Interface dataset entries:
# # # # #

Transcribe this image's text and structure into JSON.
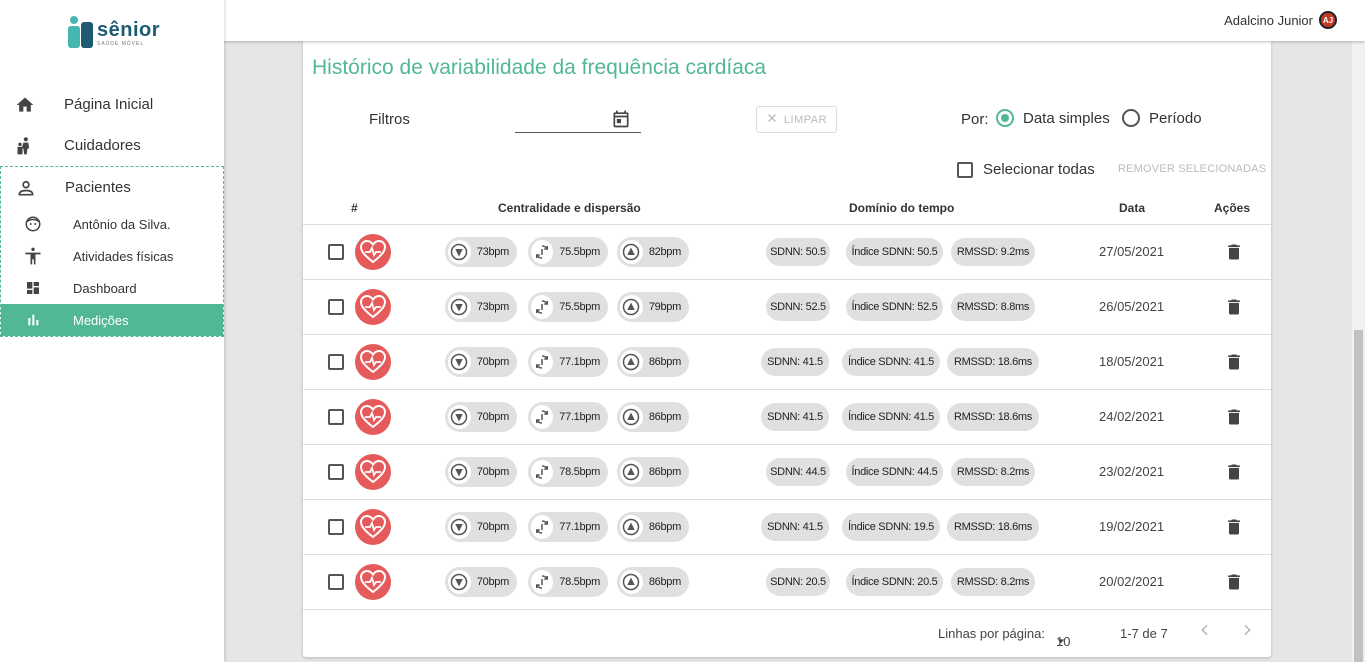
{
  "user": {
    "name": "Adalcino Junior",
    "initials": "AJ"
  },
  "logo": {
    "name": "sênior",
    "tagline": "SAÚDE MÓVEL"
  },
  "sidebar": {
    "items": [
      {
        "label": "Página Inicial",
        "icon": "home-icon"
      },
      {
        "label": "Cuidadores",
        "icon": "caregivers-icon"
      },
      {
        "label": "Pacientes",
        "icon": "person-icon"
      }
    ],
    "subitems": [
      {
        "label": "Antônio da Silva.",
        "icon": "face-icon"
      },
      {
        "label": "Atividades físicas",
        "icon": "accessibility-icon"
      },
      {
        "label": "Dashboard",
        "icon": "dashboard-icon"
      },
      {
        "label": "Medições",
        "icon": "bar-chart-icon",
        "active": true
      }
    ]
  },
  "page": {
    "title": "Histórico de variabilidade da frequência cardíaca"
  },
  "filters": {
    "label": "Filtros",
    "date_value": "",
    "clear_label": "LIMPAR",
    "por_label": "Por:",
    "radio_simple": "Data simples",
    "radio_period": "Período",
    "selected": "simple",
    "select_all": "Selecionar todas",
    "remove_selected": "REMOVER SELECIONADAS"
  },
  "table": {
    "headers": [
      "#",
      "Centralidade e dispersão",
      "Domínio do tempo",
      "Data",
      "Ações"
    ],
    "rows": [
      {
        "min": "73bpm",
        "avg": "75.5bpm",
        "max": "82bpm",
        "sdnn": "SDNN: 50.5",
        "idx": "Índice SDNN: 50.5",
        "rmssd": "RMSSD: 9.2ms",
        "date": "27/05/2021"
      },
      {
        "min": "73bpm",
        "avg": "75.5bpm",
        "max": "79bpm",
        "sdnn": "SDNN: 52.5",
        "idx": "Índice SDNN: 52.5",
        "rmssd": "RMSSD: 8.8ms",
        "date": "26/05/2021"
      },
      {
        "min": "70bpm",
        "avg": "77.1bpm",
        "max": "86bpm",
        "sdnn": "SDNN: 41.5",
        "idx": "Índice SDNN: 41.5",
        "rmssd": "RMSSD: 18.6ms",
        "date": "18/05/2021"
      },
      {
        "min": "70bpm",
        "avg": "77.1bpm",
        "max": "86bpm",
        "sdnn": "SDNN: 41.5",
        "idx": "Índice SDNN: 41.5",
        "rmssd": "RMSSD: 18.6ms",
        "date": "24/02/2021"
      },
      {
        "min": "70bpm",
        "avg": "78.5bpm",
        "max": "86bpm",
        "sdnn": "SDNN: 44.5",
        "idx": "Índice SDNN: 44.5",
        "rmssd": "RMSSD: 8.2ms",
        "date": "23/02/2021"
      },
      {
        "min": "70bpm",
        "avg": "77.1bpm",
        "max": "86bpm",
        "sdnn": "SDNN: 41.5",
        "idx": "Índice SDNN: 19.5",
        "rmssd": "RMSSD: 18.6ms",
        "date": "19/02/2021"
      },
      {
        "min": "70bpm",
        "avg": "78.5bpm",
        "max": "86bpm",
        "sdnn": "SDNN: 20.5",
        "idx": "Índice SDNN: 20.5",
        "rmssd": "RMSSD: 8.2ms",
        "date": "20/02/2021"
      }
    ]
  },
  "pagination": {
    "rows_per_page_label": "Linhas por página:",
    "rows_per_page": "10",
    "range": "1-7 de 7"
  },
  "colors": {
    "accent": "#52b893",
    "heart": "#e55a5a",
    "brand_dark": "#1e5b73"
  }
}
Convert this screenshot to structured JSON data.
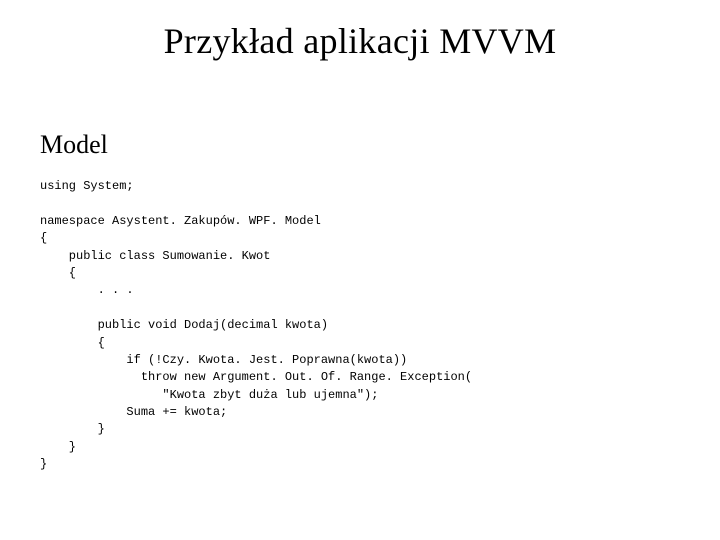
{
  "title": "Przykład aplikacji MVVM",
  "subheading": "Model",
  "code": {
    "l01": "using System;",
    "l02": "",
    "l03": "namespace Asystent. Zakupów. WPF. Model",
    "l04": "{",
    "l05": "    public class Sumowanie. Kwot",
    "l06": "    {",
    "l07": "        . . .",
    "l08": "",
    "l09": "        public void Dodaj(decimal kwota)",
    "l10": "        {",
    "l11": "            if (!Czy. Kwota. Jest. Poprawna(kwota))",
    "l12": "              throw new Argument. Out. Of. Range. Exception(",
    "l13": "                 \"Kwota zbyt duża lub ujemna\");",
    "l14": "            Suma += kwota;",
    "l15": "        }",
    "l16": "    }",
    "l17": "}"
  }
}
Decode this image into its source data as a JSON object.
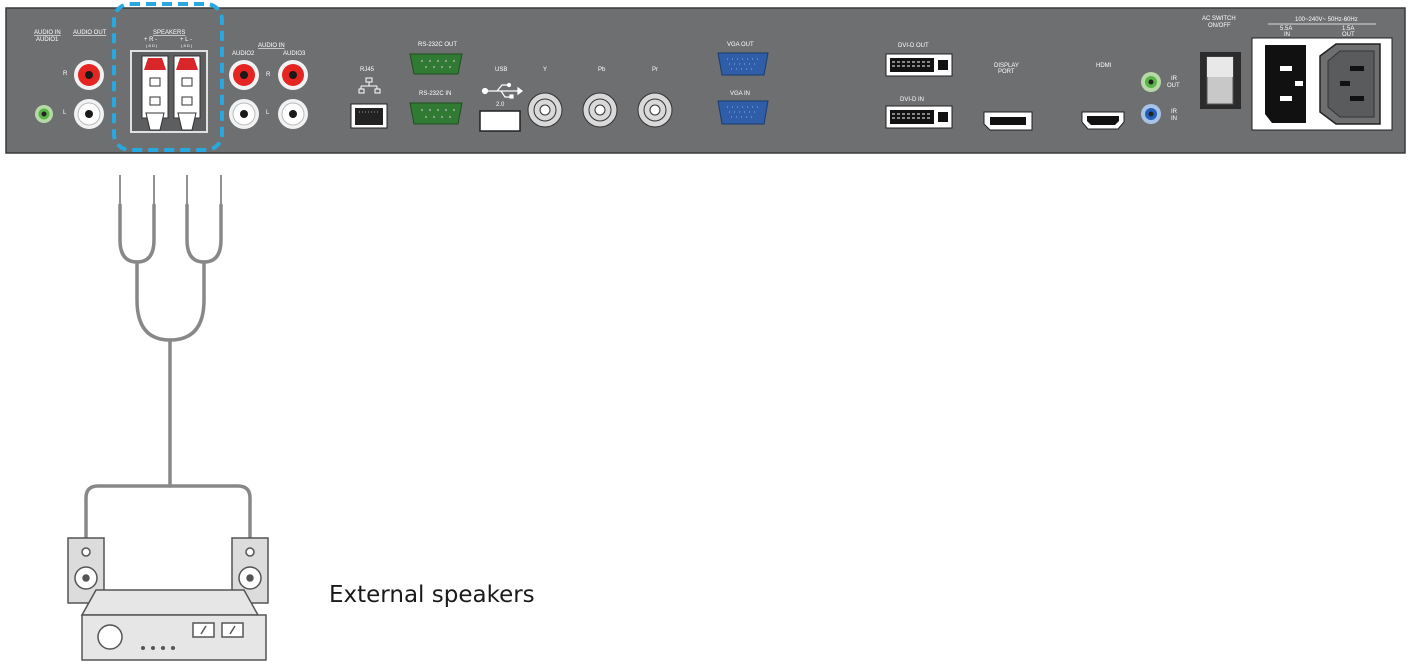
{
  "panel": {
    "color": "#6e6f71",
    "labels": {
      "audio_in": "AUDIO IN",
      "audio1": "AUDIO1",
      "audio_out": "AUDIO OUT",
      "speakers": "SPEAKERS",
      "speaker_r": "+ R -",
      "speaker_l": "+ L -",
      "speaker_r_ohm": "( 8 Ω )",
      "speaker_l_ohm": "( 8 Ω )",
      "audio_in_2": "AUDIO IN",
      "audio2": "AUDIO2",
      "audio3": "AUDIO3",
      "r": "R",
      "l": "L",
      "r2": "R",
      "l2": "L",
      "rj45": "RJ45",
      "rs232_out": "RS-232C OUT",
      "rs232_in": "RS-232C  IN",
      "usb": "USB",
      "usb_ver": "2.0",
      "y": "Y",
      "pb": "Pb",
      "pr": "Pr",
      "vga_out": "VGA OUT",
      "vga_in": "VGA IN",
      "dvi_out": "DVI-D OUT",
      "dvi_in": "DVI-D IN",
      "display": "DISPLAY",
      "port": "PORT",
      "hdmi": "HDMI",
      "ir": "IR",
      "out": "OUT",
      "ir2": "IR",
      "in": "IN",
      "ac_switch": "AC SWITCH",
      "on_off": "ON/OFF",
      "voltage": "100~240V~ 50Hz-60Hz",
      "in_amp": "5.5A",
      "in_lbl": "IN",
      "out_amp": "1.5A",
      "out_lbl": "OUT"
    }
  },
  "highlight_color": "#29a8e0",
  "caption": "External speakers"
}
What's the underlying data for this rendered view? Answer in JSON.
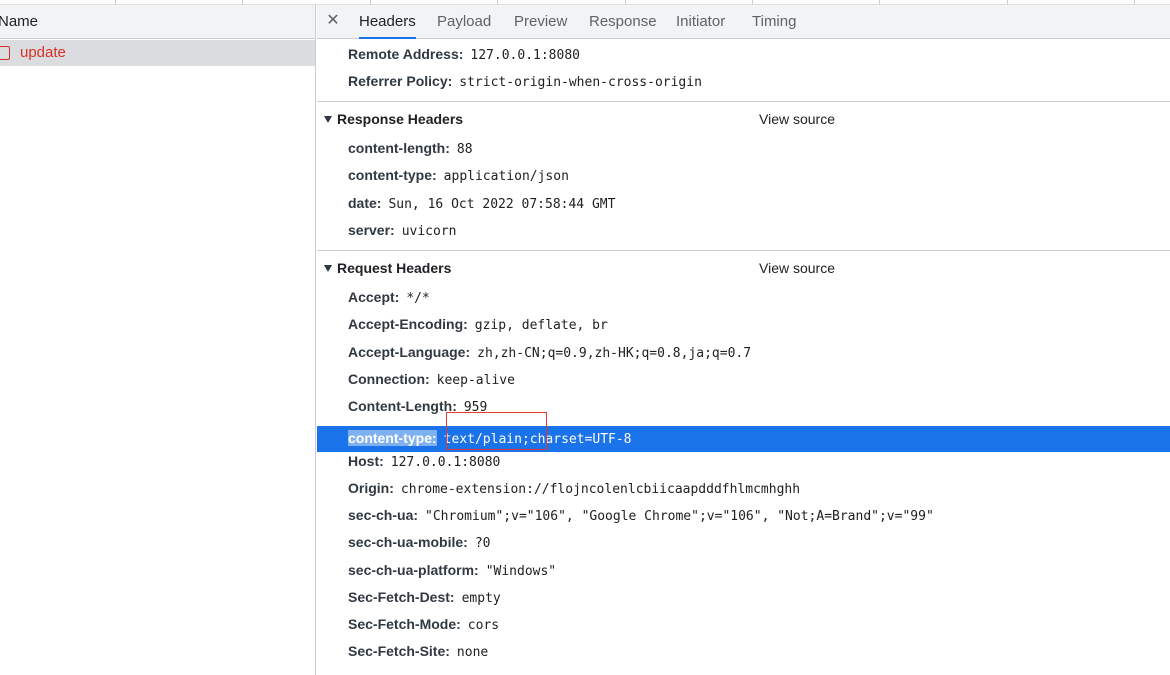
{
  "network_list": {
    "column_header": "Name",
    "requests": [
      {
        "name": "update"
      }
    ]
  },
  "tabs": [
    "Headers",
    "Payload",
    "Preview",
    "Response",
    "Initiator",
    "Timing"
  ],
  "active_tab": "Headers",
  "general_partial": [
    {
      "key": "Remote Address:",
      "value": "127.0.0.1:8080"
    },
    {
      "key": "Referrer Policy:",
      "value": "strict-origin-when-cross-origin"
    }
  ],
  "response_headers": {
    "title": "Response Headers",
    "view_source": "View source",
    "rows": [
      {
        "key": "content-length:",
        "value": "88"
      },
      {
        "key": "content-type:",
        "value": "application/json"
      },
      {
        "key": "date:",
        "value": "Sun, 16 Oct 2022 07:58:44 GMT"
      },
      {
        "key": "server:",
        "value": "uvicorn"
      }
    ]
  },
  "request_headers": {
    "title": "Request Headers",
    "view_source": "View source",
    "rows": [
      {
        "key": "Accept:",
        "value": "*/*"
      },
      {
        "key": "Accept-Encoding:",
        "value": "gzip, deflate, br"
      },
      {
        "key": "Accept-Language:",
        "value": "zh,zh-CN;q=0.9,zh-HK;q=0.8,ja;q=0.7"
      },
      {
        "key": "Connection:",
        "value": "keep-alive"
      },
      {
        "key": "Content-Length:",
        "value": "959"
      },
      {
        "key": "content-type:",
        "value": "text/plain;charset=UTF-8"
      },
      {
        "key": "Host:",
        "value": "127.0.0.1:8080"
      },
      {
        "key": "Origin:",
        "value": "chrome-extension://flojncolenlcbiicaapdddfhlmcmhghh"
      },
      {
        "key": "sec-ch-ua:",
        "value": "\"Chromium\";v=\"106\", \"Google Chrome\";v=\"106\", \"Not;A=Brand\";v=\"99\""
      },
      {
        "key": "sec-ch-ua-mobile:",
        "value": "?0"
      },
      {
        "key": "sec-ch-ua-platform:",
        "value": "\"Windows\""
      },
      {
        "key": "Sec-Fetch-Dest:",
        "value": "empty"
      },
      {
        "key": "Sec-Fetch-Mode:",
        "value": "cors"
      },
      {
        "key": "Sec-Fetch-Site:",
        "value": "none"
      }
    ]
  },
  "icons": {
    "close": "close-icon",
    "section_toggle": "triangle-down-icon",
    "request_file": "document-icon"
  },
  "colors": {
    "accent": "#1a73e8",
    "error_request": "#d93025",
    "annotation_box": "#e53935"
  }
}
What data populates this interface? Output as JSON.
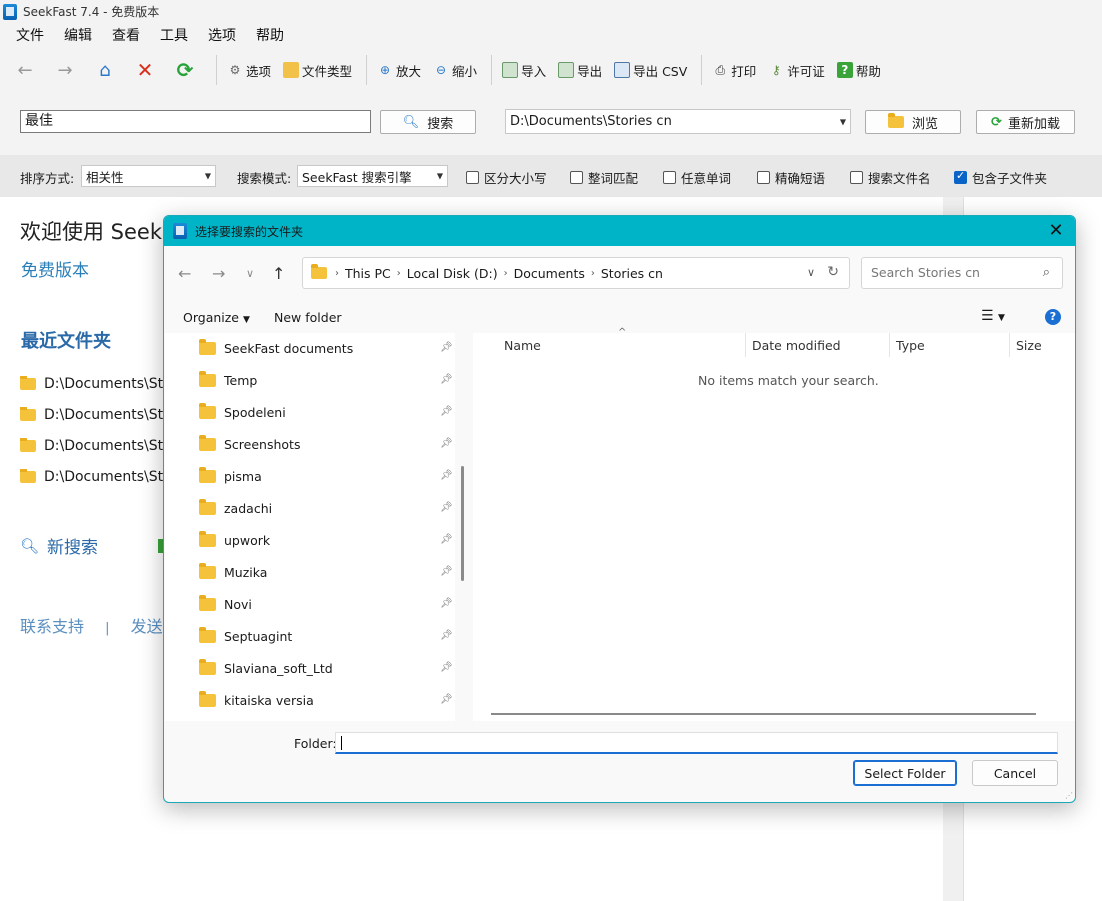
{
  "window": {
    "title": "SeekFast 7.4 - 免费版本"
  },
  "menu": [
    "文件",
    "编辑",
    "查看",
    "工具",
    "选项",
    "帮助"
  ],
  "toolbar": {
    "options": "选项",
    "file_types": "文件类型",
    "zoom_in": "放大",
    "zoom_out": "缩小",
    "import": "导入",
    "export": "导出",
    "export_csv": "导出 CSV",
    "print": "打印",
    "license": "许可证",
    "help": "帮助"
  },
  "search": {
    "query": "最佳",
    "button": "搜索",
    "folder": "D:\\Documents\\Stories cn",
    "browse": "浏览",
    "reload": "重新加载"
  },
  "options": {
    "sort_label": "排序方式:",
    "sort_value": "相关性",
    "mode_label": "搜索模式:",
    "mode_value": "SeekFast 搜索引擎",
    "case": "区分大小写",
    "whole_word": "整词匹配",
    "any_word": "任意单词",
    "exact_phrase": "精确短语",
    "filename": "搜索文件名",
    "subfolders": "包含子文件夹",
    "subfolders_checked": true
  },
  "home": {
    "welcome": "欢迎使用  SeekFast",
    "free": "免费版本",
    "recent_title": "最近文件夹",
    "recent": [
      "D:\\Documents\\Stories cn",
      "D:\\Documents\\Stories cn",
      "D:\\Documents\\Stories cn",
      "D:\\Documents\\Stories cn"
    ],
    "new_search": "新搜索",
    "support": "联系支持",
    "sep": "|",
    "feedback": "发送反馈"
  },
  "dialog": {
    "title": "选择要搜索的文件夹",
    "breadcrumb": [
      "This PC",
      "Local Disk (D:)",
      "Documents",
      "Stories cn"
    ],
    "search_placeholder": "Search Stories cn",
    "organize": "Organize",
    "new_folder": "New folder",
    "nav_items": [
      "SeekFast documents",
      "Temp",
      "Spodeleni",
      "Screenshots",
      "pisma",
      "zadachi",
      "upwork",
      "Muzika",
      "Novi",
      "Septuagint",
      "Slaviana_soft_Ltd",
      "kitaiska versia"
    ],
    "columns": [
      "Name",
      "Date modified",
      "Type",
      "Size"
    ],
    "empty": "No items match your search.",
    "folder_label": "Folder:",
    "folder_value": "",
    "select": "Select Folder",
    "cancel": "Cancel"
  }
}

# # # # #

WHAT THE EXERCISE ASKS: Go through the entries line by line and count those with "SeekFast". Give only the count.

ANSWER SPACE: 4